Which came first: the impact or the eruptions? That question is at the heart of two new studies in the Feb. 22 Science seeking to answer one of the most hotly debated questions in Earth’s geologic history: Whether an asteroid impact or massive volcanism that altered the global climate was mostly to blame for the demise of all nonbird dinosaurs 66 million years ago.
The dinosaur die-off is the only known mass extinction that coincides with two cataclysmic events: an asteroid impact linked to the massive Chicxulub crater in Mexico, and a gigantic volcanic eruption, evidenced by kilometers-thick layers of hardened lava at India’s Deccan Traps. The extinction marks the boundary between the Cretaceous and Paleogene periods, or the KPg boundary.

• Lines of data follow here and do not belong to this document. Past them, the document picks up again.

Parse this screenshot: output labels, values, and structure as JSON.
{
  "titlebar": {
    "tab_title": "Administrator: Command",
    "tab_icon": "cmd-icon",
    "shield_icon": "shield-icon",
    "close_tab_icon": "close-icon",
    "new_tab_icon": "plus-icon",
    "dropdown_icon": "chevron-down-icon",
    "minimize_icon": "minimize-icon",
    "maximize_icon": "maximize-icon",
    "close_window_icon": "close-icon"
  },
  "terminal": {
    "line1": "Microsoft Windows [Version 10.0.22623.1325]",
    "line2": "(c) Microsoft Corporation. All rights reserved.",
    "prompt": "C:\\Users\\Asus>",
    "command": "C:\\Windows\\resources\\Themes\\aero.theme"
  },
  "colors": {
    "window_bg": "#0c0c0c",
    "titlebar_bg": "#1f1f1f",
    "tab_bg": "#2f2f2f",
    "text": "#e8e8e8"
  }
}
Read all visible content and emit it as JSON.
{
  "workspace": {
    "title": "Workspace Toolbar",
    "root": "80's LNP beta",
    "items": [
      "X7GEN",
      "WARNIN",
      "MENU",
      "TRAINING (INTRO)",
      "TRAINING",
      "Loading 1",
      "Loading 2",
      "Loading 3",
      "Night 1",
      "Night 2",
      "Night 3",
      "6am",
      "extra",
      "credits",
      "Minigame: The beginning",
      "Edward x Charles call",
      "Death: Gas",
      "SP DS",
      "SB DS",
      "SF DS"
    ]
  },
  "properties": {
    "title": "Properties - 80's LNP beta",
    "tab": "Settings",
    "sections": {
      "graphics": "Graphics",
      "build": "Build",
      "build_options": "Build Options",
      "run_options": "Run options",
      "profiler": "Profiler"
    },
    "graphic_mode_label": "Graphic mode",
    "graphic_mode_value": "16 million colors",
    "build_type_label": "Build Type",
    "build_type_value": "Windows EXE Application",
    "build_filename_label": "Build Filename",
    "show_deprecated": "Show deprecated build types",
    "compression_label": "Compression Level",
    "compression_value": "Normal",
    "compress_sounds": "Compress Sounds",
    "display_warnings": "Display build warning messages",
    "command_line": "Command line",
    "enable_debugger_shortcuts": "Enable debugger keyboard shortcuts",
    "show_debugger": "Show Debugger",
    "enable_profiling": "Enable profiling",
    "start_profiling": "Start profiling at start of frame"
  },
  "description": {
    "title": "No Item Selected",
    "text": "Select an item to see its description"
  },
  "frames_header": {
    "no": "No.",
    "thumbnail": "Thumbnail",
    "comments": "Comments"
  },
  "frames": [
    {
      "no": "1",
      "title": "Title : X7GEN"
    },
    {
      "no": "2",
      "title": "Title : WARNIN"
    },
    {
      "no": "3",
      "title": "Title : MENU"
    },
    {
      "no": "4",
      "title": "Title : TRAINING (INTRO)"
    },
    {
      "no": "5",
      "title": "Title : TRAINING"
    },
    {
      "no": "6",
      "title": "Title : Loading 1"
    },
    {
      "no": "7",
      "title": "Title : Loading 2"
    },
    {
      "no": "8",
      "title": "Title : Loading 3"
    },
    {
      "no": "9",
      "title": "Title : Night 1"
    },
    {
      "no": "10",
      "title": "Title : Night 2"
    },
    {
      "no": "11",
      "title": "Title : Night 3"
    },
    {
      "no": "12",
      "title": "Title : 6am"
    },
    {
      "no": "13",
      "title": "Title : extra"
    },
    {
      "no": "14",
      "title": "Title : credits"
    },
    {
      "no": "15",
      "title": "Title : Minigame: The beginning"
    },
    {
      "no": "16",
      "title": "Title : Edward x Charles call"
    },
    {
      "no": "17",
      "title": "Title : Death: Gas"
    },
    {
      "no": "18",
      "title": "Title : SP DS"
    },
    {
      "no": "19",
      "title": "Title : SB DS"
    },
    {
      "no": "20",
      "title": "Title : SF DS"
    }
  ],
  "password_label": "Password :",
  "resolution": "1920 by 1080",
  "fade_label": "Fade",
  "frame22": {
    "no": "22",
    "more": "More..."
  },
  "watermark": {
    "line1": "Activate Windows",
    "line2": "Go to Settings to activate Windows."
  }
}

Using two different geochemical dating techniques, two separate teams dated the lava flows. The goal was to try to determine whether the bulk of the lava predates or postdates the KPg boundary. Both estimated that the eruptions lasted in total about 1 million years. But one team, using uranium-lead dating, found that some of the biggest pulses of lava erupted tens of thousands of years before the KPg boundary. The other team, using argon-argon dating, determined that three-fourths of the lava erupted afterward. [Continue reading…]